The candy market in the U.S. is not as sweet any longer for Nestle SA. The Swiss food behemoth is considering selling its business in the U.S. that makes sugary candy including well known products such as Butterfinger, LaffyTaffy and Crunch.
For many who are not fully aware, Nestle is much more than just chocolate and the anemic growth across the entire food industry in the U.S. had been driving the reshuffling of company assets as megamergers are being considered by heavyweights in the industry. Chocolate has not been shielded from the broader slowdown of the industry.
The projected annual growth rate over the upcoming five years for both sugar confectionery and chocolate in North America is just 2%, shows data from Euromonitor International.
Nestle’s business in specific suffered a drop in the first quarter of this year and has lost some of its market share. For business purposes it makes sense to move out of the market, as margins lag behind the company’s global average.

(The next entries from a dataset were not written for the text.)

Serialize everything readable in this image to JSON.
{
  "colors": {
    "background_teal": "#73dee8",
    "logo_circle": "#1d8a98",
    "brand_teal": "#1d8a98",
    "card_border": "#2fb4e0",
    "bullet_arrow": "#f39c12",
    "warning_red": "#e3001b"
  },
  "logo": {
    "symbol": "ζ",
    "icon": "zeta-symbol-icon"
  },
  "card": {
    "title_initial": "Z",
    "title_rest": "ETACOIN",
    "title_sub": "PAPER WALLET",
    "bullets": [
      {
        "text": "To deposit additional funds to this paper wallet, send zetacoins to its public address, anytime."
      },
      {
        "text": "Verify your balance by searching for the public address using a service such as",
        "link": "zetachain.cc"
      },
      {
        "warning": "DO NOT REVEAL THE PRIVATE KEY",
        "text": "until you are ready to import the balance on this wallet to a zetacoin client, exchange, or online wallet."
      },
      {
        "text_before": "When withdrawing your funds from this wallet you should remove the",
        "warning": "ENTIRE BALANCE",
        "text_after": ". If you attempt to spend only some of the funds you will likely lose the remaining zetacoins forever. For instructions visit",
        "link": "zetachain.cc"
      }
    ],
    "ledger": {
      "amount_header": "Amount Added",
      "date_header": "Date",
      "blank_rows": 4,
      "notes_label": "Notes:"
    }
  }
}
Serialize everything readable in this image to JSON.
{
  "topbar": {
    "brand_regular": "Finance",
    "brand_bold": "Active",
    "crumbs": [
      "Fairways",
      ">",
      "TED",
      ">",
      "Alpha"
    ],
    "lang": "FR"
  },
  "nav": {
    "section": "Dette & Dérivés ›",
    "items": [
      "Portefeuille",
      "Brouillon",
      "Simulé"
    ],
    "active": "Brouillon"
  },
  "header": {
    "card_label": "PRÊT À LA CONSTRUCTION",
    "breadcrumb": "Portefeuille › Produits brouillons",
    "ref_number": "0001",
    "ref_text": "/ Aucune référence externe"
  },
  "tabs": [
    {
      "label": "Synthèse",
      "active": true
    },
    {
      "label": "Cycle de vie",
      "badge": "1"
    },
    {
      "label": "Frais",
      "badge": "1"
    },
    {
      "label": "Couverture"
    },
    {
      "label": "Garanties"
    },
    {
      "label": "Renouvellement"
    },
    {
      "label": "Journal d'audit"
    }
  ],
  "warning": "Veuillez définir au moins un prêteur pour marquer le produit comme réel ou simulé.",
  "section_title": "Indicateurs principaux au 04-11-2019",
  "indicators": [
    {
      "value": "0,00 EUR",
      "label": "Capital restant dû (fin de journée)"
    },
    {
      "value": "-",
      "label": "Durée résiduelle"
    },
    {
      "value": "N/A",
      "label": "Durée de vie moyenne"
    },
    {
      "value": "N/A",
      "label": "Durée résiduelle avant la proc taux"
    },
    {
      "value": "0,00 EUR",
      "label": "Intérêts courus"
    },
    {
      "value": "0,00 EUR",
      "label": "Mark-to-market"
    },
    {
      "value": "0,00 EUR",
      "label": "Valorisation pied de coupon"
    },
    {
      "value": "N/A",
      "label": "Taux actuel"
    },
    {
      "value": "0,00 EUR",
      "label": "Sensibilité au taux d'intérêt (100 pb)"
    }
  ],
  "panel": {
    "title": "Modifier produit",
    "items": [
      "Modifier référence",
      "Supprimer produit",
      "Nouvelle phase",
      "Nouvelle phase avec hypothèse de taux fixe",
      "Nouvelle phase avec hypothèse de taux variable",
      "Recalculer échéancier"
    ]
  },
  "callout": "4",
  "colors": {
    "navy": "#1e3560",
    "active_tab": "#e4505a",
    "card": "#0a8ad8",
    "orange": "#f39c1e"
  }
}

The products in its U.S. business are not in line with the company’s move toward foods that are healthier, even though Ulf Mark Schneider the new CEO said no contradiction exists between healthy eating and chocolate.
It appears that Nestle has finally listened to others that have said if the company was interested in moving forward with the U.S. candy business it would invest in it and if the company did not have plans to make that type of investment it should let it go so it stops dragging on the overall financial numbers.
As ways of boosting its sales as well as margins are sought by Nestle, Crunch and Butterfinger bars have been put on the chopping block.
The U.S. candy industry is dominated by Mars Inc. and Hershey Co. and both could be interested in scooping up the likes of Crunch and Butterfinger.
Whoever ends up buying the U.S. confectionery unit of Nestle would have a significant presence in the country that consumes more candy than any other.
Snacks company Mondelez International the maker of Sour Patch Kids and the iconic Oreo cookie could increase its offerings with strong names from Nestle.
While Mondelez was spun off from Kraft Foods in what was thought because of targeting international markets that were faster growing, it made a failed attempt at buying out Hershey in 2016.
Nestle’s U.S. confectionery industry generated over 900 million Swiss francs during 2016 or approximately $923 million.
Acquisitions of food companies can be two times sales or bigger for sustainable brands.